After a 27-7 loss to Tampa Bay on Nov. 16, Griffin said that he needed to play better, but also that he needed more from his teammates. Gruden's response was fairly blunt.

"It's his job to worry about his position, his footwork, his fundamentals, his reads, his progressions, his job at the quarterback position," the coach said. "It's my job to worry about everybody else. And, yes, everybody else needs to improve. There's no question about it. But it's not his place. His place is to talk about himself and he knows that. He just elaborated a little bit too much."

Then, Gruden turned to Griffin's own performance, making public what coaches usually don't about their quarterback in a detailed fashion.

"Robert had some fundamental flaws," Gruden said. "His footwork was below average. He took three-step drops when he should have taken five. He took a one-step drop when he should have taken three, on a couple occasions, and that can't happen. He stepped up when he didn't have to step up and stepped into pressure. He read the wrong side of the field a couple times. So from his basic performance just critiquing Robert it was not even close to being good enough to what we expect from the quarterback position.

"Just take your drops the right way and throw the five-yard stick route when you're supposed to and do the best you can. Sometimes he worries a little bit too much, we've just got to try to get him better. His frame of mind is in the right place. It just doesn't come out the right way sometimes, but he wants to get better. He knows he has a long way to go to get better. If he stays on the right track as far as work ethic and listening and preparing, then he'll get better."

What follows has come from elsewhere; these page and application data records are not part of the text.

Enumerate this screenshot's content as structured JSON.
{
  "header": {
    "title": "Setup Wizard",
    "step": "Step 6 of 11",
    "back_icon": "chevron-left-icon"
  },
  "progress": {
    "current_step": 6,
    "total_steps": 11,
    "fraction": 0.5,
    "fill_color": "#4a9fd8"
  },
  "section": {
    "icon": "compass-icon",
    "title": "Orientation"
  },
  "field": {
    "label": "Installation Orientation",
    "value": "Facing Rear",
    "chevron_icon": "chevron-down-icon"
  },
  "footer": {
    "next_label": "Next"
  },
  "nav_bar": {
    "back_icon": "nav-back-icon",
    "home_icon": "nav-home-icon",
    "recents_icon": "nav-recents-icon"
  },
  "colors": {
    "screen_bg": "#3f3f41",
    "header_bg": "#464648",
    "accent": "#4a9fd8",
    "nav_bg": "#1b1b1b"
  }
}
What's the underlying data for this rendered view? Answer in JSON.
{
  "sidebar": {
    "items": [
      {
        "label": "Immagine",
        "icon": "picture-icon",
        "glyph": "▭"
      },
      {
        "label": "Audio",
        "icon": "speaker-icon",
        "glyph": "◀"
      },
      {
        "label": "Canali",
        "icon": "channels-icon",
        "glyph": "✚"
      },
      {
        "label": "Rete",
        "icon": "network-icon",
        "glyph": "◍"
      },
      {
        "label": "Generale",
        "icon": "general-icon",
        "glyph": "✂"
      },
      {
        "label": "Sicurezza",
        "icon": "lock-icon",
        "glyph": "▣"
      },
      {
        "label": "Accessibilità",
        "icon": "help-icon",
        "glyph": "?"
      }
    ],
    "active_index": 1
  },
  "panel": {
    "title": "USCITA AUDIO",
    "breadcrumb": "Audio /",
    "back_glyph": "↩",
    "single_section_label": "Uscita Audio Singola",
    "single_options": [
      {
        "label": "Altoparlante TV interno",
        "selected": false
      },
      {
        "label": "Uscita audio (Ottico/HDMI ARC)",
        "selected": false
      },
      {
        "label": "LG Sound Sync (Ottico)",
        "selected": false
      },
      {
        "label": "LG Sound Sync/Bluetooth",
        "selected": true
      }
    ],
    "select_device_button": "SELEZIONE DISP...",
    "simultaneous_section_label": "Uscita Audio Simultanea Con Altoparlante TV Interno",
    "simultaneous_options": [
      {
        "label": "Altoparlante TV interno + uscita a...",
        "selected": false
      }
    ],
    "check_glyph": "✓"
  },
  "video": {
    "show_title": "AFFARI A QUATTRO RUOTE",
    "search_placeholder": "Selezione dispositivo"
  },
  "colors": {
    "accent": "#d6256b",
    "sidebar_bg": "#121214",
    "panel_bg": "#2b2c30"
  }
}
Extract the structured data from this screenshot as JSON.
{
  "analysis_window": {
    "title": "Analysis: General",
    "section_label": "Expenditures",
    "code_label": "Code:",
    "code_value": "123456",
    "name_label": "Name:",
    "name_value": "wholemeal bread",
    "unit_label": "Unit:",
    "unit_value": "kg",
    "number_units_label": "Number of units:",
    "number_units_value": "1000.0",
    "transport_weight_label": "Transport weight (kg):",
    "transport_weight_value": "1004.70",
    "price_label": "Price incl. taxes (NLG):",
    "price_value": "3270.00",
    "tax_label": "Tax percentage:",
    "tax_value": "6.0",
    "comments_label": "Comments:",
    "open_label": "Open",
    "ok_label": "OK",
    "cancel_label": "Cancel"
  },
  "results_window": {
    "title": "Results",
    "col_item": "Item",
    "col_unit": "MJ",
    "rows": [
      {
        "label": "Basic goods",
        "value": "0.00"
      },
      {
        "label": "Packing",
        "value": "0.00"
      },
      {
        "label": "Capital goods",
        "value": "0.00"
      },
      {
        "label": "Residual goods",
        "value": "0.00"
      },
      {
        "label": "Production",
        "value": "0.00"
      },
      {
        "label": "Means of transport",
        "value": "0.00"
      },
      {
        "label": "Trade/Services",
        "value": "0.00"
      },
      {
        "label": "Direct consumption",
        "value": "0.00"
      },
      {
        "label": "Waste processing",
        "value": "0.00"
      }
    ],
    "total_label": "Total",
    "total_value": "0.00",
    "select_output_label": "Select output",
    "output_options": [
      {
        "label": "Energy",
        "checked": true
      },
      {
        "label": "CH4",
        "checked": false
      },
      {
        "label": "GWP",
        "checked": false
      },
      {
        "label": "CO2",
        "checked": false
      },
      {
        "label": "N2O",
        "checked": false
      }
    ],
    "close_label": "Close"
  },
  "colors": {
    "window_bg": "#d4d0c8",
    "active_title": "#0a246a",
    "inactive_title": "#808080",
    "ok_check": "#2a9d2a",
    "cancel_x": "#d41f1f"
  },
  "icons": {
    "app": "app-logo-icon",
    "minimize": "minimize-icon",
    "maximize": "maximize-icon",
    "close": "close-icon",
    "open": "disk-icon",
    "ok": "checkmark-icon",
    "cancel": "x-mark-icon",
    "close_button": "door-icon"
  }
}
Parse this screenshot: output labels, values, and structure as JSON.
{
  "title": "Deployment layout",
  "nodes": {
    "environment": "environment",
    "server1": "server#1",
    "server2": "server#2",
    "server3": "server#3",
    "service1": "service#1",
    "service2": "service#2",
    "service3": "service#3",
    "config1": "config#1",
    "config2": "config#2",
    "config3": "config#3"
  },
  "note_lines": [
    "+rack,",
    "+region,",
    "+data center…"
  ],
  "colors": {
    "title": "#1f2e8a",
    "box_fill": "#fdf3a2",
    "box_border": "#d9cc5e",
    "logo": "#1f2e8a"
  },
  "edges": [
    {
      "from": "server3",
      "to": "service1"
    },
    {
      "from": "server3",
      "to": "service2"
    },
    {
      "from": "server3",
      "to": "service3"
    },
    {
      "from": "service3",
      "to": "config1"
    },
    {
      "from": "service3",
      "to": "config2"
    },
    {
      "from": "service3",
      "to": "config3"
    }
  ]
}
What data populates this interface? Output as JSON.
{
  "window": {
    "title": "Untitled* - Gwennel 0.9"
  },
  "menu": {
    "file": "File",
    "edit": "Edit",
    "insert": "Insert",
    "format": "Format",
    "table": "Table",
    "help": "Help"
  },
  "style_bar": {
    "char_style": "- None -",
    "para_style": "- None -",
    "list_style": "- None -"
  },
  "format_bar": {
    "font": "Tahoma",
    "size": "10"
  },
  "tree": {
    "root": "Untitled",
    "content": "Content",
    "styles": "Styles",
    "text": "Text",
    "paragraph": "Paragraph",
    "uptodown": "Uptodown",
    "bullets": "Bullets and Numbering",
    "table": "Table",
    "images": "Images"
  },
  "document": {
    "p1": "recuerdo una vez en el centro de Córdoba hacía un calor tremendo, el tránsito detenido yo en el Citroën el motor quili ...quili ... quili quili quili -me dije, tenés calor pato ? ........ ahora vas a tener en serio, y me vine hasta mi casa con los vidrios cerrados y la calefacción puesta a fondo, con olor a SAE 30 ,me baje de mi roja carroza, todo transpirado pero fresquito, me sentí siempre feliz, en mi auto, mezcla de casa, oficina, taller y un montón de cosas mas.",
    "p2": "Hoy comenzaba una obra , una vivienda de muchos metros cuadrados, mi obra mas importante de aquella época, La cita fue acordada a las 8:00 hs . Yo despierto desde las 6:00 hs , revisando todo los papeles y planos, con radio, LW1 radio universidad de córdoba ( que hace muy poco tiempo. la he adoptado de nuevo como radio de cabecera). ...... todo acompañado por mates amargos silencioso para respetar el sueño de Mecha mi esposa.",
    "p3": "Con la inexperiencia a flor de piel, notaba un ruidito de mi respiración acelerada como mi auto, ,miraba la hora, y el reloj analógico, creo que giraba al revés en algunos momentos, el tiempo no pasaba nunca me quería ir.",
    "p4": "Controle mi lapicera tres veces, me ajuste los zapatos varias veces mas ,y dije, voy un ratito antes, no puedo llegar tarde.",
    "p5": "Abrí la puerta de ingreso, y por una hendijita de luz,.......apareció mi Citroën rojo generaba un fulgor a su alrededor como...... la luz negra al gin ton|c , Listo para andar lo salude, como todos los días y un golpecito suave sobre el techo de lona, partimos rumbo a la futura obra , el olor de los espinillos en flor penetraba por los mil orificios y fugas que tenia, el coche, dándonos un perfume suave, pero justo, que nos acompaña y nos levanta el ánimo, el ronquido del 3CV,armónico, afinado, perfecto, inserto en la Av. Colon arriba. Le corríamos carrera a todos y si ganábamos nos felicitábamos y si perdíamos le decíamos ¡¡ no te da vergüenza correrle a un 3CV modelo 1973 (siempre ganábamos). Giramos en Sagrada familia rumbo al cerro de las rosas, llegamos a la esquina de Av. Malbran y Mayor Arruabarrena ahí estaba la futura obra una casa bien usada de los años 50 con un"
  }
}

Whatever Gruden is trying to accomplish with this public forum, he'll be doing it without Robert Griffin III, at least in the short term, and very possibly for much longer than that.